Ivanpah — The World’s Largest Solar Thermal Power Plant — Passes Its First Functional Test

The 377-megawatt Ivanpah solar thermal power plant achieved a milestone in its development recently, something called the “first flux.” According to Mike Bobinecz, VP Construction Management, BrightSource Energy, “first flux” essentially demonstrates that the plant is ready for operation. Bechtel Corporation, the company constructing the plant is finally at the last stage, … [continued]

Three Israeli Innovations that Could Power U.S. Renewables

Renewable energy’s growth and competition for market share with fossil fuels has increased the need to develop new innovations – but that doesn’t always happen in our backyard. Some of the most cutting-edge energy inventions are happening in Israel, and they could have major implications for renewables in America.

As part of energyNOW!’s “Israel Connection” series, chief correspondent Tyler Suiters explored how discoveries half a world away could revolutionize the way we generate clean energy.

The Israel Connection: Solar Power and Energy Independence

Energy independence and climate change are two of the biggest challenges facing the U.S. But perhaps no other nation understands the link between clean energy and security more than Israel. It relies on imported fossil fuel from hostile neighbors to power its economy, despite having a vast and mostly untapped clean energy source.

As part of energyNOW!’s “The Israel Connection” series, chief correspondent Tyler Suiters traveled to the sun-drenched land to find out how emerging solar technology could lead to greater energy security and a cleaner environment. Suiters also explored the link between Israel’s innovative solar technology and the future of clean energy in the U.S.

Google’s Largest Cleantech Investment Yet (In California!)

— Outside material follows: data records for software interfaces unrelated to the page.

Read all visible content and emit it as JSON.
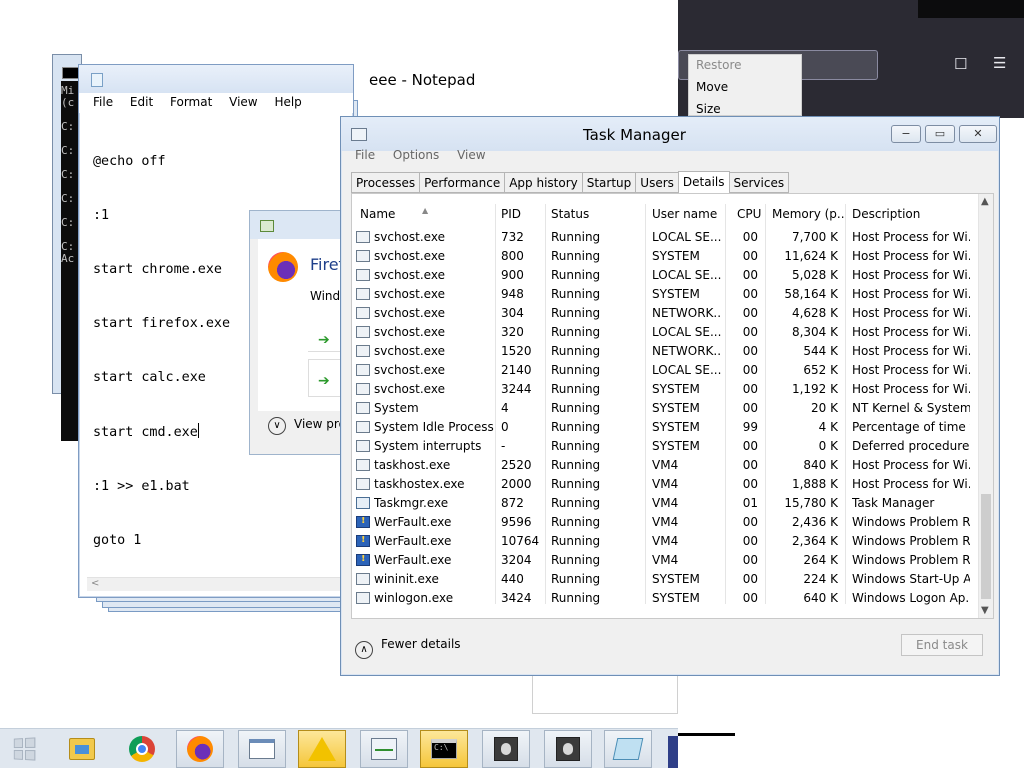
{
  "browser": {
    "system_menu": {
      "restore": "Restore",
      "move": "Move",
      "size": "Size"
    }
  },
  "cmd": {
    "lines": [
      "Mi",
      "(c",
      "",
      "C:",
      "",
      "C:",
      "",
      "C:",
      "",
      "C:",
      "",
      "C:",
      "",
      "C:",
      "Ac"
    ]
  },
  "notepad": {
    "title": "eee - Notepad",
    "menu": [
      "File",
      "Edit",
      "Format",
      "View",
      "Help"
    ],
    "lines": [
      "@echo off",
      ":1",
      "start chrome.exe",
      "start firefox.exe",
      "start calc.exe",
      "start cmd.exe",
      ":1 >> e1.bat",
      "goto 1"
    ]
  },
  "firefox_dialog": {
    "title_partial": "Firef",
    "subtitle_partial": "Windo",
    "view_more_partial": "View pro"
  },
  "task_manager": {
    "title": "Task Manager",
    "menu": [
      "File",
      "Options",
      "View"
    ],
    "tabs": [
      "Processes",
      "Performance",
      "App history",
      "Startup",
      "Users",
      "Details",
      "Services"
    ],
    "active_tab": "Details",
    "columns": [
      "Name",
      "PID",
      "Status",
      "User name",
      "CPU",
      "Memory (p...",
      "Description"
    ],
    "rows": [
      {
        "icon": "generic",
        "name": "svchost.exe",
        "pid": "732",
        "status": "Running",
        "user": "LOCAL SE...",
        "cpu": "00",
        "mem": "7,700 K",
        "desc": "Host Process for Wi..."
      },
      {
        "icon": "generic",
        "name": "svchost.exe",
        "pid": "800",
        "status": "Running",
        "user": "SYSTEM",
        "cpu": "00",
        "mem": "11,624 K",
        "desc": "Host Process for Wi..."
      },
      {
        "icon": "generic",
        "name": "svchost.exe",
        "pid": "900",
        "status": "Running",
        "user": "LOCAL SE...",
        "cpu": "00",
        "mem": "5,028 K",
        "desc": "Host Process for Wi..."
      },
      {
        "icon": "generic",
        "name": "svchost.exe",
        "pid": "948",
        "status": "Running",
        "user": "SYSTEM",
        "cpu": "00",
        "mem": "58,164 K",
        "desc": "Host Process for Wi..."
      },
      {
        "icon": "generic",
        "name": "svchost.exe",
        "pid": "304",
        "status": "Running",
        "user": "NETWORK...",
        "cpu": "00",
        "mem": "4,628 K",
        "desc": "Host Process for Wi..."
      },
      {
        "icon": "generic",
        "name": "svchost.exe",
        "pid": "320",
        "status": "Running",
        "user": "LOCAL SE...",
        "cpu": "00",
        "mem": "8,304 K",
        "desc": "Host Process for Wi..."
      },
      {
        "icon": "generic",
        "name": "svchost.exe",
        "pid": "1520",
        "status": "Running",
        "user": "NETWORK...",
        "cpu": "00",
        "mem": "544 K",
        "desc": "Host Process for Wi..."
      },
      {
        "icon": "generic",
        "name": "svchost.exe",
        "pid": "2140",
        "status": "Running",
        "user": "LOCAL SE...",
        "cpu": "00",
        "mem": "652 K",
        "desc": "Host Process for Wi..."
      },
      {
        "icon": "generic",
        "name": "svchost.exe",
        "pid": "3244",
        "status": "Running",
        "user": "SYSTEM",
        "cpu": "00",
        "mem": "1,192 K",
        "desc": "Host Process for Wi..."
      },
      {
        "icon": "generic",
        "name": "System",
        "pid": "4",
        "status": "Running",
        "user": "SYSTEM",
        "cpu": "00",
        "mem": "20 K",
        "desc": "NT Kernel & System"
      },
      {
        "icon": "generic",
        "name": "System Idle Process",
        "pid": "0",
        "status": "Running",
        "user": "SYSTEM",
        "cpu": "99",
        "mem": "4 K",
        "desc": "Percentage of time t..."
      },
      {
        "icon": "generic",
        "name": "System interrupts",
        "pid": "-",
        "status": "Running",
        "user": "SYSTEM",
        "cpu": "00",
        "mem": "0 K",
        "desc": "Deferred procedure ..."
      },
      {
        "icon": "generic",
        "name": "taskhost.exe",
        "pid": "2520",
        "status": "Running",
        "user": "VM4",
        "cpu": "00",
        "mem": "840 K",
        "desc": "Host Process for Wi..."
      },
      {
        "icon": "generic",
        "name": "taskhostex.exe",
        "pid": "2000",
        "status": "Running",
        "user": "VM4",
        "cpu": "00",
        "mem": "1,888 K",
        "desc": "Host Process for Wi..."
      },
      {
        "icon": "taskmgr",
        "name": "Taskmgr.exe",
        "pid": "872",
        "status": "Running",
        "user": "VM4",
        "cpu": "01",
        "mem": "15,780 K",
        "desc": "Task Manager"
      },
      {
        "icon": "wer",
        "name": "WerFault.exe",
        "pid": "9596",
        "status": "Running",
        "user": "VM4",
        "cpu": "00",
        "mem": "2,436 K",
        "desc": "Windows Problem R..."
      },
      {
        "icon": "wer",
        "name": "WerFault.exe",
        "pid": "10764",
        "status": "Running",
        "user": "VM4",
        "cpu": "00",
        "mem": "2,364 K",
        "desc": "Windows Problem R..."
      },
      {
        "icon": "wer",
        "name": "WerFault.exe",
        "pid": "3204",
        "status": "Running",
        "user": "VM4",
        "cpu": "00",
        "mem": "264 K",
        "desc": "Windows Problem R..."
      },
      {
        "icon": "generic",
        "name": "wininit.exe",
        "pid": "440",
        "status": "Running",
        "user": "SYSTEM",
        "cpu": "00",
        "mem": "224 K",
        "desc": "Windows Start-Up A..."
      },
      {
        "icon": "generic",
        "name": "winlogon.exe",
        "pid": "3424",
        "status": "Running",
        "user": "SYSTEM",
        "cpu": "00",
        "mem": "640 K",
        "desc": "Windows Logon Ap..."
      }
    ],
    "fewer_details": "Fewer details",
    "end_task": "End task"
  },
  "taskbar": {
    "icons": [
      "start-icon",
      "file-explorer-icon",
      "chrome-icon",
      "firefox-icon",
      "window-icon",
      "warning-icon",
      "task-manager-icon",
      "cmd-icon",
      "wer-icon",
      "wer-icon",
      "notepad-icon"
    ]
  }
}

I announced yesterday that Google’s investing $5 million into a solar power project in Germany. That’s big, and it’s Google’s first cleantech investment outside the United States. But before we get too pessimistic and down about our dysfunctional political situation and how it’s limiting our cleantech growth, let’s remember that while a Tea-Party-ruined Congress can’t get much done, a number of states are supporting cleantech quite a bit on their own. One such state, as we all know, is California.